This past weekend was a really tough one for me because I got into a huge fight with someone I love dearly, so my trip to my site today was very cleansing. I had spent all of yesterday hardly able to leave my bed or open my mouth without crying, and if I had gone outside yesterday to do my site sit, I probably would have described everything as bleak and cold and dead. However, last night I spoke again to the person and we resolved our argument and feel closer than before. So today when I went outside, instead of focusing on the frozen, cold, and dead, I found myself looking at life, healing, and regrowth in the nature around me. The river that last time had been moving along so strongly, was largely frozen over now, but some movement remained even with its partial frozen cover. There were dead plants and trees all around me, but I realized as I looked at them, that winter is soon coming to a close and with that comes rebirth and new life. So even though these plants and trees looked cold and dead and bleak, they were probably getting ready to begin waking and growing once again. I reached down and felt the snow, that had been softened from the bright morning sun, and felt how the cold, though startling and painful, melted and warmed in my hand and dripped back to the ground. I'm not religious, but it felt cleansing, like a baptism in the Church of the Great Outdoors. I felt refreshed and renewed, more so than I had felt in a while. It's moments like these, where I resolve conflict with a loved one, or am standing outside admiring the beauty and the greatness of it and feeling cleansed, that I'm reminded of what is most important to me. Sometimes at Bryn Mawr I get so stressed about papers and homework and postings that I forget to step back and look at the bigger picture. That's what today's excursion felt like for me - a stepping back from the maelstrom of stress that engulfs me every day to remember that, however wonderful my education at Bryn Mawr may be, the world is a lot larger than that, and what are more important to me are the people I love and the Earth I stand on that nourishes me.

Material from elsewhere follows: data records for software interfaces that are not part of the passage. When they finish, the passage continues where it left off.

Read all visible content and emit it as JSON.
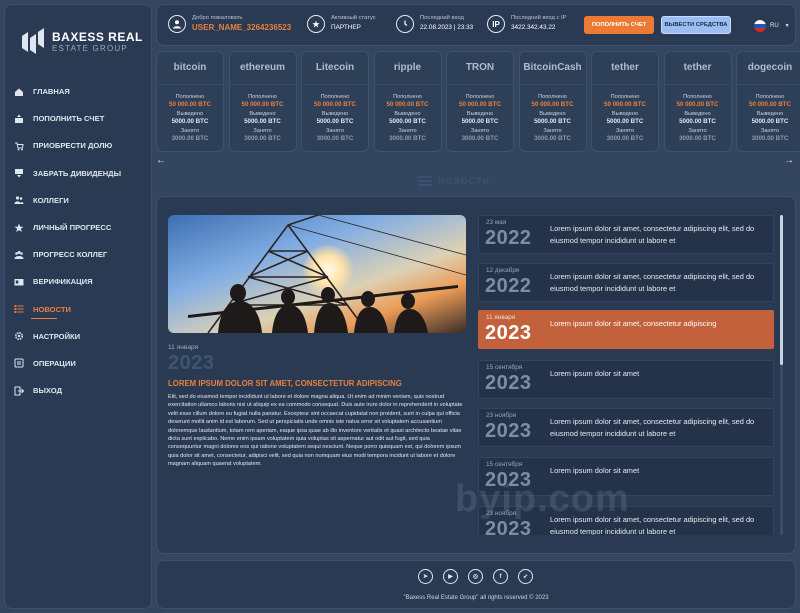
{
  "brand": {
    "name": "BAXESS REAL",
    "sub": "ESTATE GROUP"
  },
  "nav": [
    {
      "label": "ГЛАВНАЯ",
      "icon": "home-icon"
    },
    {
      "label": "ПОПОЛНИТЬ СЧЕТ",
      "icon": "deposit-icon"
    },
    {
      "label": "ПРИОБРЕСТИ ДОЛЮ",
      "icon": "cart-icon"
    },
    {
      "label": "ЗАБРАТЬ ДИВИДЕНДЫ",
      "icon": "withdraw-icon"
    },
    {
      "label": "КОЛЛЕГИ",
      "icon": "users-icon"
    },
    {
      "label": "ЛИЧНЫЙ ПРОГРЕСС",
      "icon": "star-icon"
    },
    {
      "label": "ПРОГРЕСС КОЛЛЕГ",
      "icon": "team-icon"
    },
    {
      "label": "ВЕРИФИКАЦИЯ",
      "icon": "id-card-icon"
    },
    {
      "label": "НОВОСТИ",
      "icon": "news-icon",
      "active": true
    },
    {
      "label": "НАСТРОЙКИ",
      "icon": "gear-icon"
    },
    {
      "label": "ОПЕРАЦИИ",
      "icon": "operations-icon"
    },
    {
      "label": "ВЫХОД",
      "icon": "logout-icon"
    }
  ],
  "topbar": {
    "welcome_label": "Добро пожаловать",
    "username": "USER_NAME_3264236523",
    "status_label": "Активный статус",
    "status_value": "ПАРТНЕР",
    "last_login_label": "Последний вход",
    "last_login_value": "22.08.2023 | 23:33",
    "last_ip_label": "Последний вход с IP",
    "last_ip_value": "3422.342.43.22",
    "ip_icon_text": "IP",
    "deposit_button": "ПОПОЛНИТЬ СЧЕТ",
    "withdraw_button": "ВЫВЕСТИ СРЕДСТВА",
    "language": "RU"
  },
  "coin_labels": {
    "deposited": "Пополнено",
    "withdrawn": "Выведено",
    "borrowed": "Занято"
  },
  "coins": [
    {
      "name": "bitcoin",
      "deposited": "50 000.00 BTC",
      "withdrawn": "5000.00 BTC",
      "borrowed": "3000.00 BTC"
    },
    {
      "name": "ethereum",
      "deposited": "50 000.00 BTC",
      "withdrawn": "5000.00 BTC",
      "borrowed": "3000.00 BTC"
    },
    {
      "name": "Litecoin",
      "deposited": "50 000.00 BTC",
      "withdrawn": "5000.00 BTC",
      "borrowed": "3000.00 BTC"
    },
    {
      "name": "ripple",
      "deposited": "50 000.00 BTC",
      "withdrawn": "5000.00 BTC",
      "borrowed": "3000.00 BTC"
    },
    {
      "name": "TRON",
      "deposited": "50 000.00 BTC",
      "withdrawn": "5000.00 BTC",
      "borrowed": "3000.00 BTC"
    },
    {
      "name": "BitcoinCash",
      "deposited": "50 000.00 BTC",
      "withdrawn": "5000.00 BTC",
      "borrowed": "3000.00 BTC"
    },
    {
      "name": "tether",
      "deposited": "50 000.00 BTC",
      "withdrawn": "5000.00 BTC",
      "borrowed": "3000.00 BTC"
    },
    {
      "name": "tether",
      "deposited": "50 000.00 BTC",
      "withdrawn": "5000.00 BTC",
      "borrowed": "3000.00 BTC"
    },
    {
      "name": "dogecoin",
      "deposited": "50 000.00 BTC",
      "withdrawn": "5000.00 BTC",
      "borrowed": "3000.00 BTC"
    }
  ],
  "section_title": "НОВОСТИ",
  "article": {
    "day": "11 января",
    "year": "2023",
    "headline": "LOREM IPSUM DOLOR SIT AMET, CONSECTETUR ADIPISCING",
    "body": "Elit, sed do eiusmod tempor incididunt ut labore et dolore magna aliqua. Ut enim ad minim veniam, quis nostrud exercitation ullamco laboris nisi ut aliquip ex ea commodo consequat. Duis aute irure dolor in reprehenderit in voluptate velit esse cillum dolore eu fugiat nulla pariatur. Excepteur sint occaecat cupidatat non proident, sunt in culpa qui officia deserunt mollit anim id est laborum. Sed ut perspiciatis unde omnis iste natus error sit voluptatem accusantium doloremque laudantium, totam rem aperiam, eaque ipsa quae ab illo inventore veritatis et quasi architecto beatae vitae dicta sunt explicabo. Nemo enim ipsam voluptatem quia voluptas sit aspernatur aut odit aut fugit, sed quia consequuntur magni dolores eos qui ratione voluptatem sequi nesciunt. Neque porro quisquam est, qui dolorem ipsum quia dolor sit amet, consectetur, adipisci velit, sed quia non numquam eius modi tempora incidunt ut labore et dolore magnam aliquam quaerat voluptatem."
  },
  "news": [
    {
      "day": "23 мая",
      "year": "2022",
      "title": "Lorem ipsum dolor sit amet, consectetur adipiscing elit, sed do eiusmod tempor incididunt ut labore et"
    },
    {
      "day": "12 декабря",
      "year": "2022",
      "title": "Lorem ipsum dolor sit amet, consectetur adipiscing elit, sed do eiusmod tempor incididunt ut labore et"
    },
    {
      "day": "11 января",
      "year": "2023",
      "title": "Lorem ipsum dolor sit amet, consectetur adipiscing",
      "selected": true
    },
    {
      "day": "15 сентября",
      "year": "2023",
      "title": "Lorem ipsum dolor sit amet"
    },
    {
      "day": "23 ноября",
      "year": "2023",
      "title": "Lorem ipsum dolor sit amet, consectetur adipiscing elit, sed do eiusmod tempor incididunt ut labore et"
    },
    {
      "day": "15 сентября",
      "year": "2023",
      "title": "Lorem ipsum dolor sit amet"
    },
    {
      "day": "23 ноября",
      "year": "2023",
      "title": "Lorem ipsum dolor sit amet, consectetur adipiscing elit, sed do eiusmod tempor incididunt ut labore et"
    }
  ],
  "watermark": "byip.com",
  "footer": {
    "copyright": "\"Baxess Real Estate Group\" all rights reserved © 2023",
    "socials": [
      "telegram-icon",
      "youtube-icon",
      "instagram-icon",
      "facebook-icon",
      "telegram-channel-icon"
    ]
  }
}
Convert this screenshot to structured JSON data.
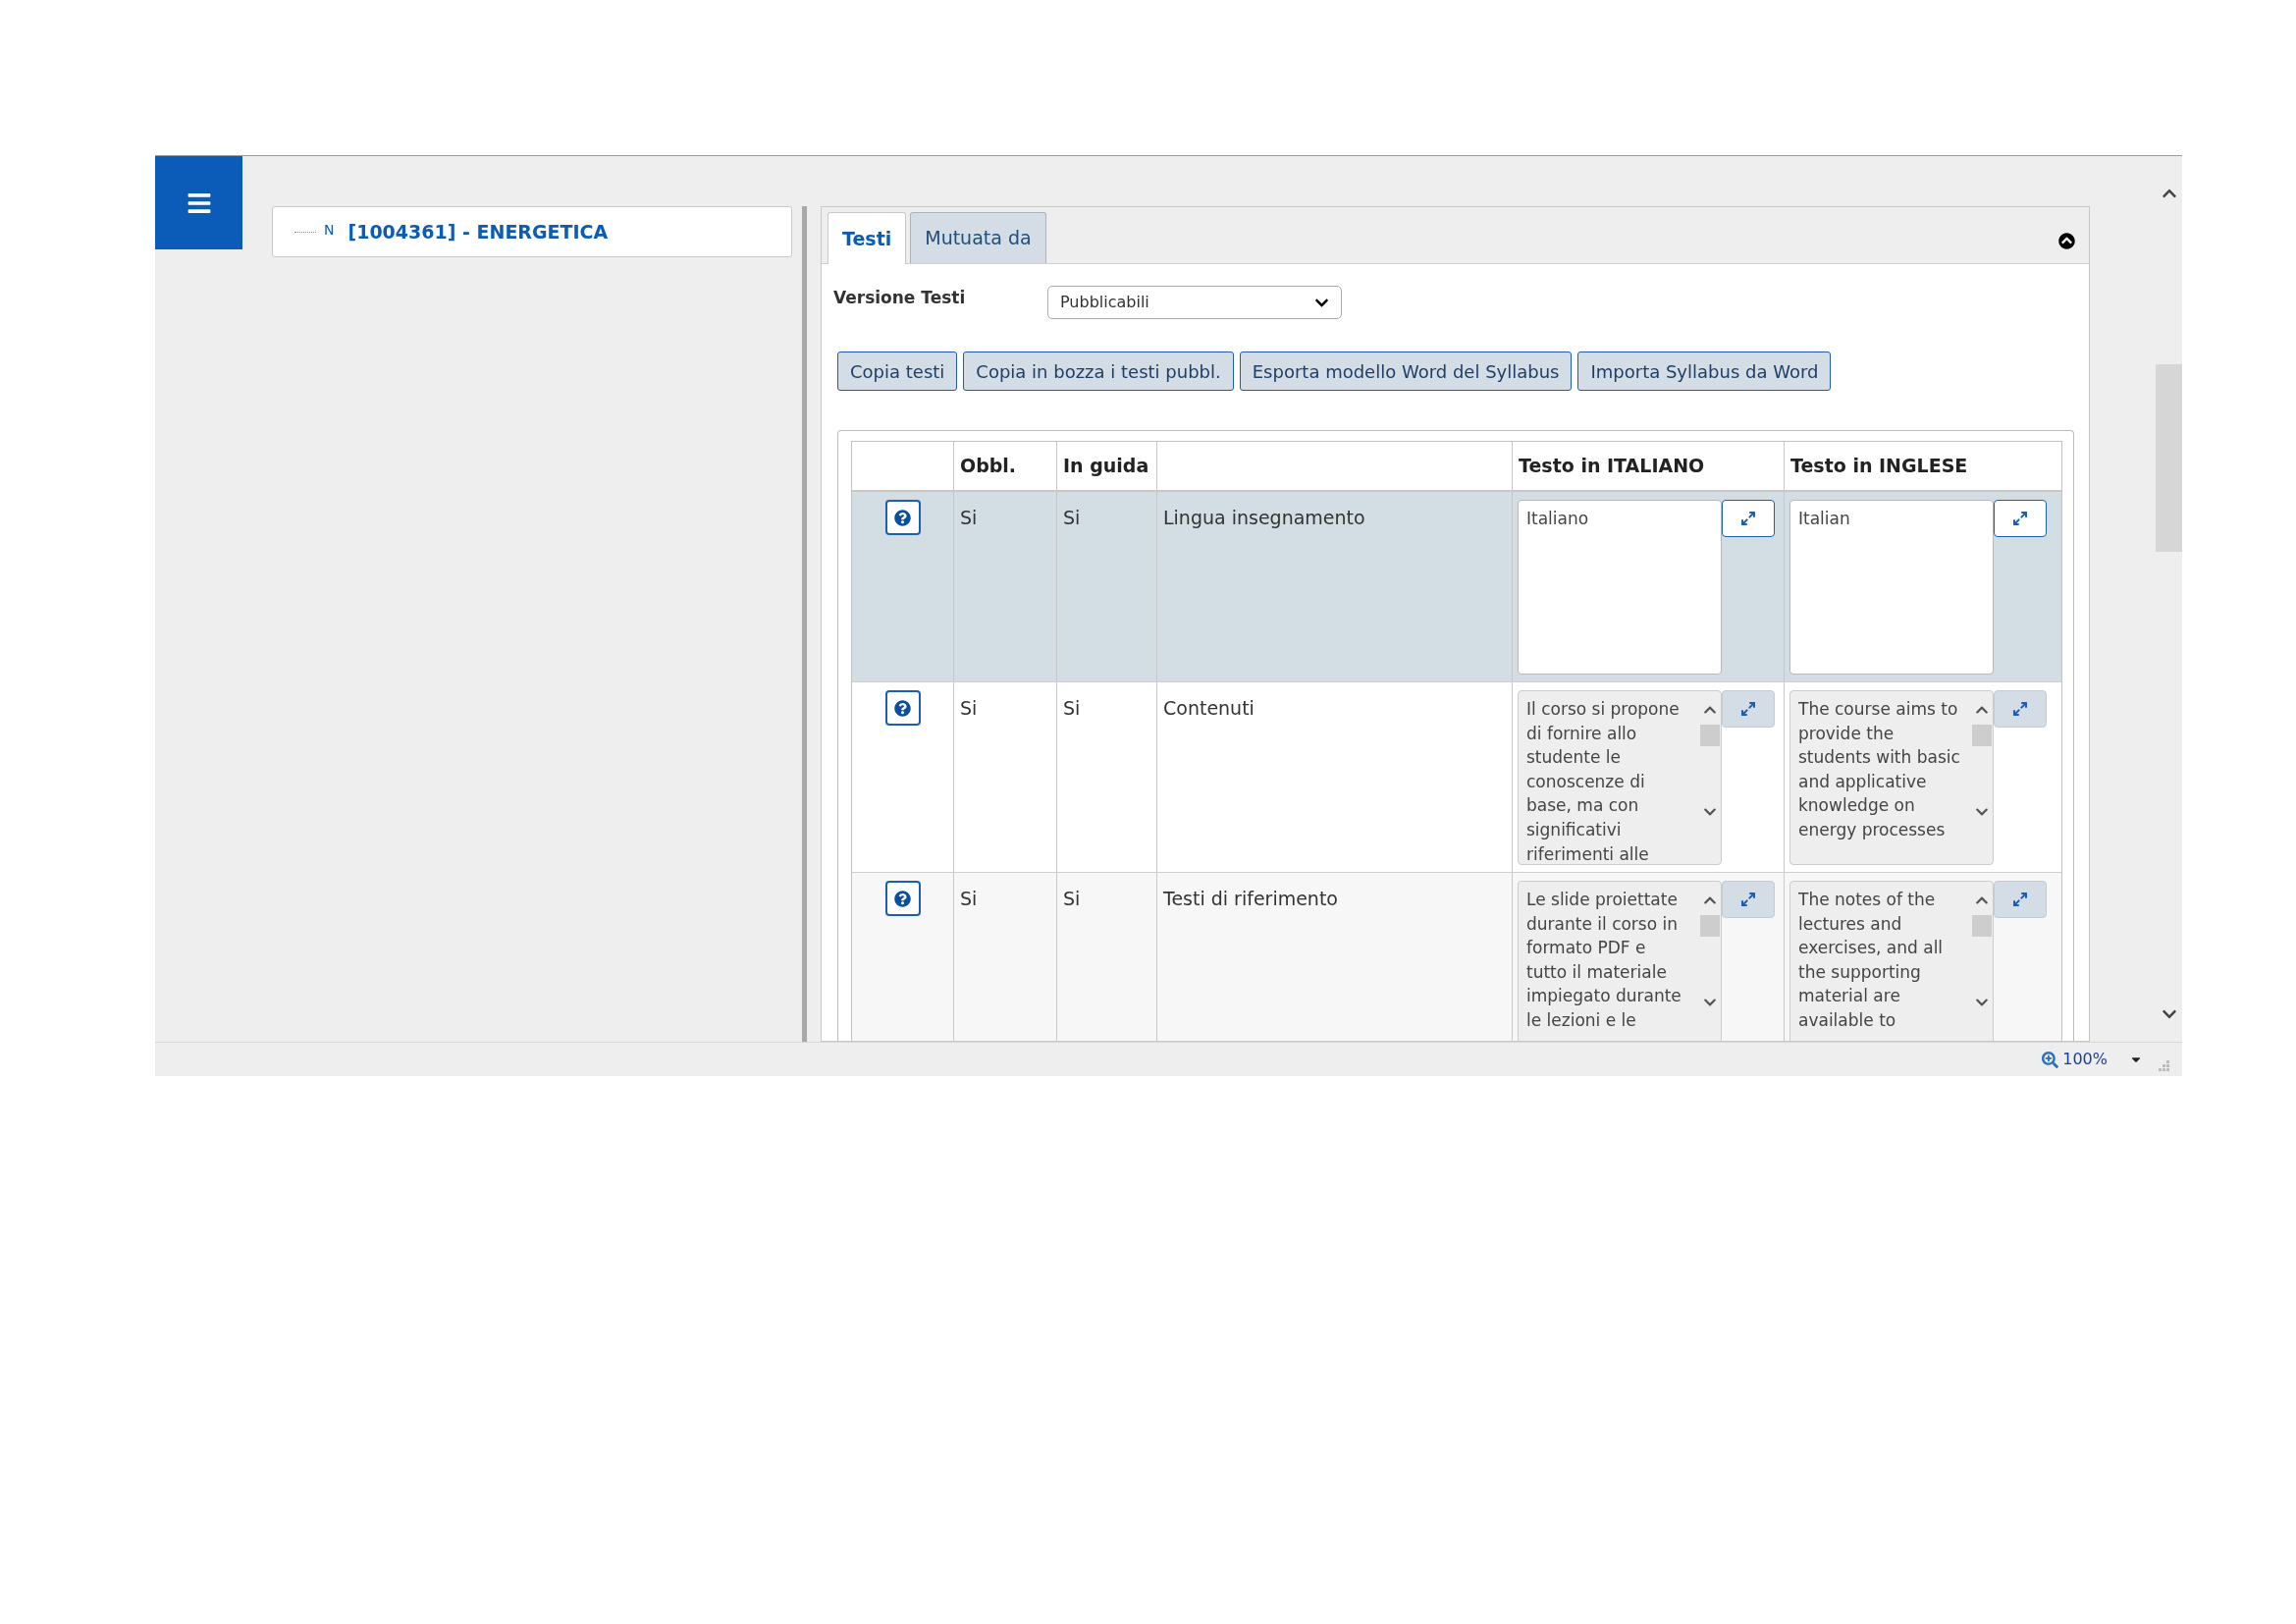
{
  "tree": {
    "prefix": "N",
    "label": "[1004361] - ENERGETICA"
  },
  "tabs": [
    {
      "label": "Testi",
      "selected": true
    },
    {
      "label": "Mutuata da",
      "selected": false
    }
  ],
  "version": {
    "label": "Versione Testi",
    "value": "Pubblicabili"
  },
  "buttons": [
    "Copia testi",
    "Copia in bozza i testi pubbl.",
    "Esporta modello Word del Syllabus",
    "Importa Syllabus da Word"
  ],
  "table": {
    "columns": [
      "Obbl.",
      "In guida",
      "Testo in ITALIANO",
      "Testo in INGLESE"
    ],
    "rows": [
      {
        "selected": true,
        "obbl": "Si",
        "in_guida": "Si",
        "field": "Lingua insegnamento",
        "italiano": "Italiano",
        "inglese": "Italian"
      },
      {
        "selected": false,
        "obbl": "Si",
        "in_guida": "Si",
        "field": "Contenuti",
        "italiano": "Il corso si propone di fornire allo studente le conoscenze di base, ma con significativi riferimenti alle",
        "inglese": "The course aims to provide the students with basic and applicative knowledge on energy processes"
      },
      {
        "selected": false,
        "obbl": "Si",
        "in_guida": "Si",
        "field": "Testi di riferimento",
        "italiano": "Le slide proiettate durante il corso in formato PDF e tutto il materiale impiegato durante le lezioni e le",
        "inglese": "The notes of the lectures and exercises, and all the supporting material are available to"
      }
    ]
  },
  "status_bar": {
    "zoom": "100%"
  }
}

Anne Dalke's picture

so glad for the repair!

and so...
what intrigues me most here is the tension between your frank acknowledgement that the way you "read" the world is almost entirely conditioned by the condition you're in as you encounter it (if you had been sad, the world would have looked bleak, but since you were happy, spring seemed closer...), and your counter report that your excursion was "a stepping back from the maelstrom of stress" that is most of your life.

so: which drives what? what drives which? is this action really bi-directional? with a stronger push from one direction or the other? can the world lift your spirits, just as your spirits can color the world....? if making your excusion seems to make "the world a lot larger," does bringing your particular perspective (esp. your trials) into the world make it smaller, narrow the focus (and the world?).

how anthropomorphic is this all? how much projection going on? how inherently animated the world, until you enter it...?